Today I am here to talk about Larry Burrows. Born on May 29th, 1926 in London, United Kingdom as Henry Frank Leslie Burrows, Larry was a war photographer most notable for his acclaimed photographs of the Vietnam war. His photographs combined with many other photojournalists showed the shocking stark reality of Vietnam and Laos, which helped give birth to the anti-Vietnam War movement in the United States.Biography:Burrows’ interest to photograph war later in his life could be linked to him growing up in London during its bombing in World War II. In 1942, at an age of 16, Burrows left school and began working in the city’s press. He first joined the art department of the Daily Express and soon after learning photography, moved to the darkrooms of the Keystone Photo agency. He later joined LIFE Magazine’s London bureau as “an errand boy-cum-apprentice”. Being trained in darkroom procedures and basics of photography, he soon climbed his way to be a photojournalist working for LIFE.Leading to his renowned work in the Vietnam war, Burrows captured portraits of popular world figures such as Ernest Hemingway, Louis Armstrong, Brigitte Bardot and Winston Churchill among many others. He also photographed periods of disruption and conflict in the world, venturing to Egypt in 1956 to capture the Suez Crisis; to Congo in 1960, to photograph the Belgian Congo War and to the India-China border in 1962, to document the Indo-China War. Burrows also went to various assignments while working with LIFE Magazine, such as the the 1964 Tokyo Olympics and in to Indonesia in 1965 for a wildlife report  . Even though he went on different assignments around the world, he kept coming back to photograph the war in Vietnam. Burrows’ tale in Vietnam tragically came to an end on February 10th, 1971 when his helicopter carrying three other photojournalists was shot down in Laos. As bittersweetly summed up by the The Time Magazine, “Burrows lost his heart to Vietnam”.Photographic Style:Larry Burrows for the most part was a ‘War-Photographer’. War photography is used to document the horrific scenes of conflict, chaos and their aftermaths and/or consequences.
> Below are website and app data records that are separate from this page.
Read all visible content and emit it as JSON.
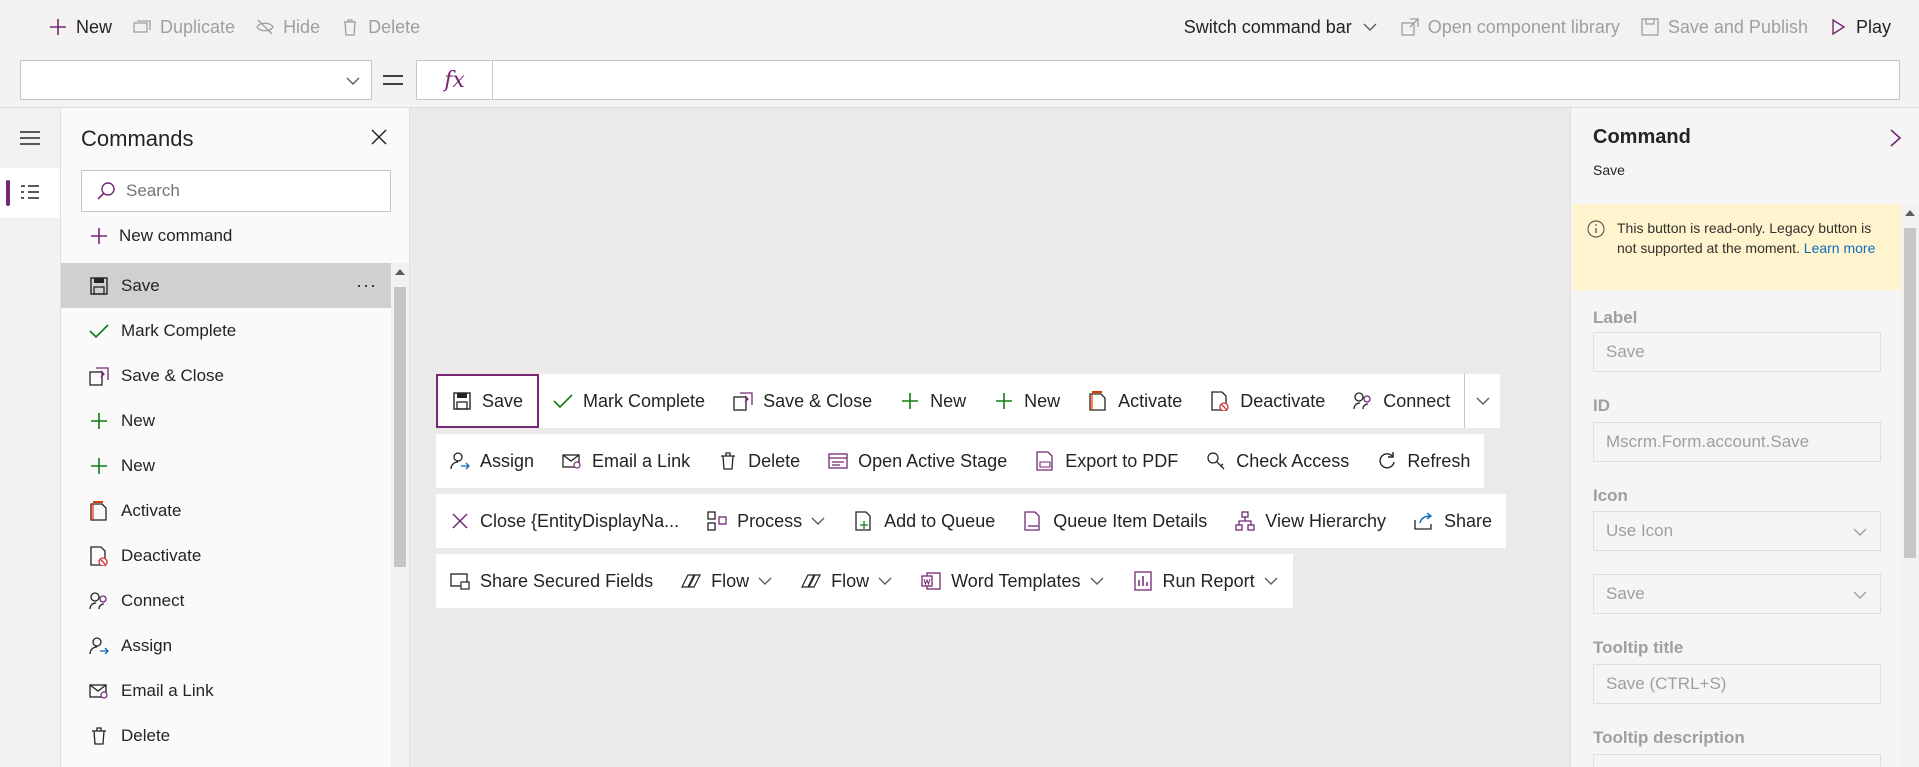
{
  "topbar": {
    "new": "New",
    "duplicate": "Duplicate",
    "hide": "Hide",
    "delete": "Delete",
    "switch_command_bar": "Switch command bar",
    "open_component_library": "Open component library",
    "save_and_publish": "Save and Publish",
    "play": "Play"
  },
  "formula": {
    "property_value": "",
    "fx_label": "fx",
    "formula_value": ""
  },
  "commands": {
    "title": "Commands",
    "search_placeholder": "Search",
    "new_command": "New command",
    "items": [
      {
        "label": "Save",
        "icon": "save-icon"
      },
      {
        "label": "Mark Complete",
        "icon": "checkmark-icon"
      },
      {
        "label": "Save & Close",
        "icon": "save-close-icon"
      },
      {
        "label": "New",
        "icon": "plus-icon"
      },
      {
        "label": "New",
        "icon": "plus-icon"
      },
      {
        "label": "Activate",
        "icon": "activate-icon"
      },
      {
        "label": "Deactivate",
        "icon": "deactivate-icon"
      },
      {
        "label": "Connect",
        "icon": "connect-icon"
      },
      {
        "label": "Assign",
        "icon": "assign-icon"
      },
      {
        "label": "Email a Link",
        "icon": "email-link-icon"
      },
      {
        "label": "Delete",
        "icon": "trash-icon"
      }
    ],
    "more": "···"
  },
  "canvas": {
    "row1": [
      "Save",
      "Mark Complete",
      "Save & Close",
      "New",
      "New",
      "Activate",
      "Deactivate",
      "Connect"
    ],
    "row2": [
      "Assign",
      "Email a Link",
      "Delete",
      "Open Active Stage",
      "Export to PDF",
      "Check Access",
      "Refresh"
    ],
    "row3": [
      "Close {EntityDisplayNa...",
      "Process",
      "Add to Queue",
      "Queue Item Details",
      "View Hierarchy",
      "Share"
    ],
    "row4": [
      "Share Secured Fields",
      "Flow",
      "Flow",
      "Word Templates",
      "Run Report"
    ]
  },
  "props": {
    "title": "Command",
    "subtitle": "Save",
    "notice_text": "This button is read-only. Legacy button is not supported at the moment.",
    "notice_link": "Learn more",
    "label_label": "Label",
    "label_value": "Save",
    "id_label": "ID",
    "id_value": "Mscrm.Form.account.Save",
    "icon_label": "Icon",
    "icon_select": "Use Icon",
    "icon_value": "Save",
    "tooltip_title_label": "Tooltip title",
    "tooltip_title_value": "Save (CTRL+S)",
    "tooltip_desc_label": "Tooltip description"
  },
  "colors": {
    "accent": "#742774",
    "green": "#107c10",
    "notice_bg": "#fff4ce"
  }
}
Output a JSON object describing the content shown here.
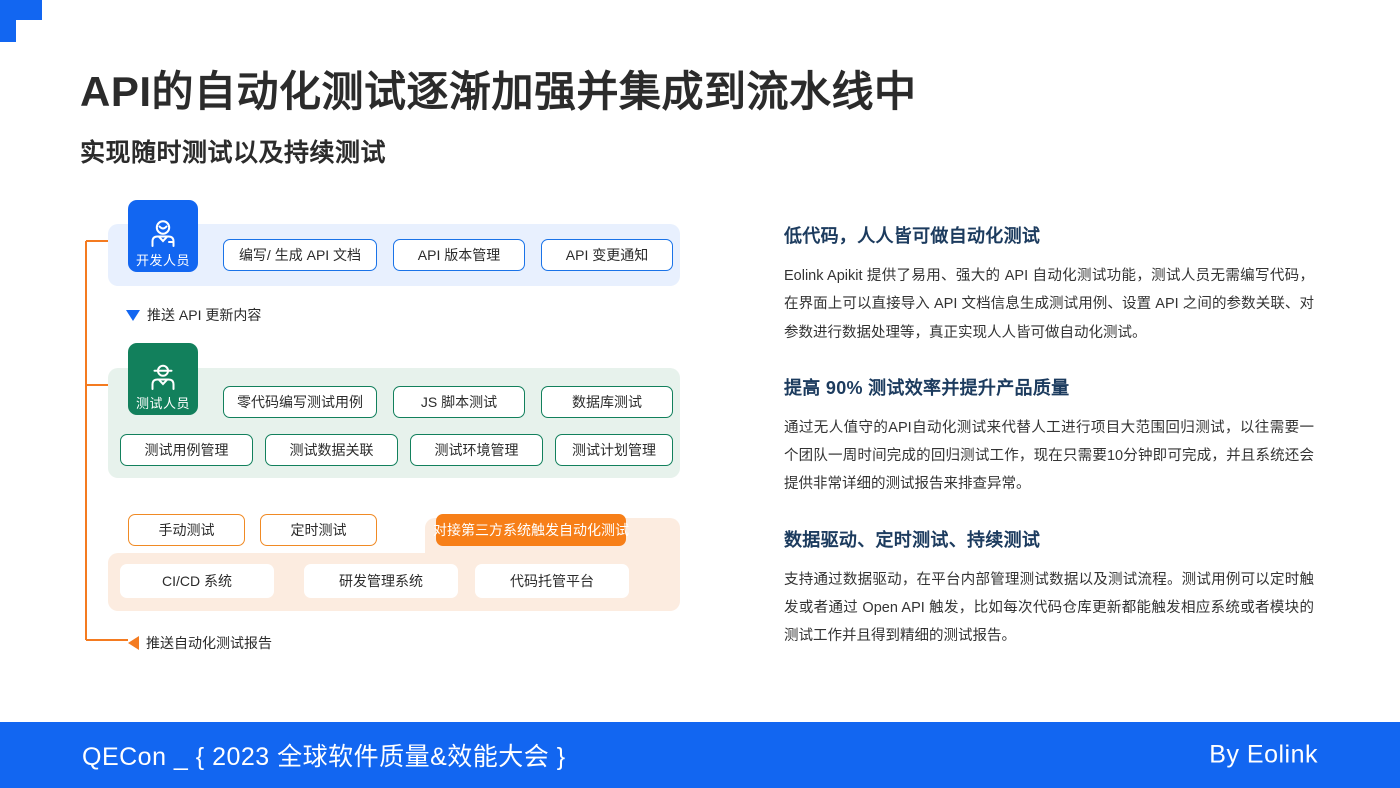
{
  "header": {
    "title": "API的自动化测试逐渐加强并集成到流水线中",
    "subtitle": "实现随时测试以及持续测试"
  },
  "diagram": {
    "developer_role": {
      "label": "开发人员",
      "icon": "person-smile-icon",
      "color": "#1266f1"
    },
    "developer_chips": [
      "编写/ 生成 API 文档",
      "API 版本管理",
      "API 变更通知"
    ],
    "flow_down_label": "推送 API 更新内容",
    "tester_role": {
      "label": "测试人员",
      "icon": "person-cap-icon",
      "color": "#12805c"
    },
    "tester_chips_row1": [
      "零代码编写测试用例",
      "JS 脚本测试",
      "数据库测试"
    ],
    "tester_chips_row2": [
      "测试用例管理",
      "测试数据关联",
      "测试环境管理",
      "测试计划管理"
    ],
    "trigger_chips": [
      "手动测试",
      "定时测试"
    ],
    "trigger_highlight": "对接第三方系统触发自动化测试",
    "platform_chips": [
      "CI/CD 系统",
      "研发管理系统",
      "代码托管平台"
    ],
    "flow_back_label": "推送自动化测试报告",
    "colors": {
      "blue_panel": "#e8f0fe",
      "green_panel": "#e7f2ec",
      "orange_panel": "#fcece0",
      "orange_accent": "#f77f18"
    }
  },
  "content": {
    "sections": [
      {
        "heading": "低代码，人人皆可做自动化测试",
        "body": "Eolink Apikit 提供了易用、强大的 API 自动化测试功能，测试人员无需编写代码，在界面上可以直接导入 API 文档信息生成测试用例、设置 API 之间的参数关联、对参数进行数据处理等，真正实现人人皆可做自动化测试。"
      },
      {
        "heading": "提高 90% 测试效率并提升产品质量",
        "body": "通过无人值守的API自动化测试来代替人工进行项目大范围回归测试，以往需要一个团队一周时间完成的回归测试工作，现在只需要10分钟即可完成，并且系统还会提供非常详细的测试报告来排查异常。"
      },
      {
        "heading": "数据驱动、定时测试、持续测试",
        "body": "支持通过数据驱动，在平台内部管理测试数据以及测试流程。测试用例可以定时触发或者通过 Open API 触发，比如每次代码仓库更新都能触发相应系统或者模块的测试工作并且得到精细的测试报告。"
      }
    ]
  },
  "footer": {
    "left": "QECon _ { 2023 全球软件质量&效能大会 }",
    "right": "By Eolink",
    "color": "#1266f1"
  }
}
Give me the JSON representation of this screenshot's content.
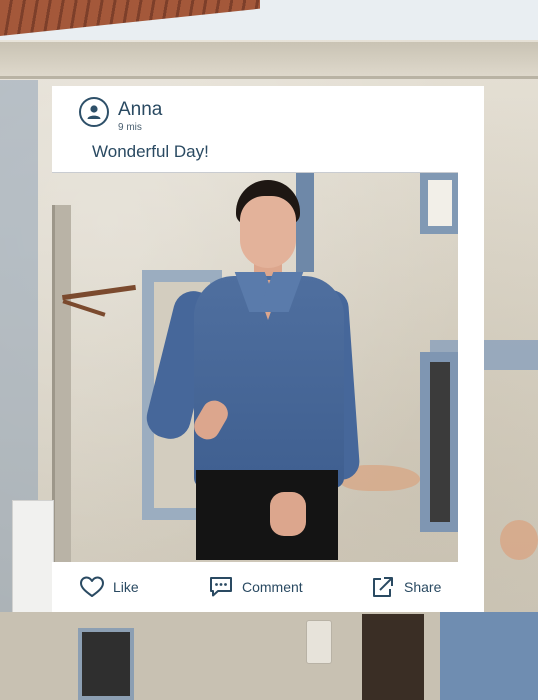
{
  "post": {
    "user_name": "Anna",
    "time_ago": "9 mis",
    "caption": "Wonderful Day!"
  },
  "actions": {
    "like_label": "Like",
    "comment_label": "Comment",
    "share_label": "Share"
  },
  "icons": {
    "avatar": "user-avatar-icon",
    "like": "heart-outline-icon",
    "comment": "speech-bubble-dots-icon",
    "share": "share-arrow-icon"
  },
  "colors": {
    "text_primary": "#2a4a62",
    "card_background": "#ffffff",
    "sweater": "#4a6a9c"
  }
}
It is used to inform the world and portray the conflict’s effects on the land, people and general life.Larry Burrows usually photographed the happenings at the front lines and military camps. He carefully planned his photos. This included careful consideration of his photographs’ setting and make up based on observations of the battlefield. He would also spend many days on a single composition. Larry liked to capture whatever he saw, unadulterated. His subject matter were the soldiers at the front lines, life at military camps, life of general people impacted by the war and photographing of air missions in helicopters and jets.Methods:Burrows usually worked in outdoor locations with natural lighting. Since most of the time he was in the war-zone with the front line soldiers his creative process was spontaneous however he did carefully plan shots whenever he could. He primarily used a Nikon F35mm SLR during his photographing of the Vietnam War and is regarded as the pioneer in using colour film in war photography.Philosophy:Larry Burrows through his photographs tried to show the world through his own eyes what he felt and saw, the pure truth with no alteration. He believed that if he could show or try to capture the pain and suffering of what others are going through and convey them to the world there is a reason to do it.Contributions/Accomplishments:Larry Burrows contributed to the art of War Photography heavily. He showed the reality of Vietnam; the mud, blood, death, apathy, the destruction of land and villages and mass killings of innocents. He showed the realities of people whose lives had been torn apart by war.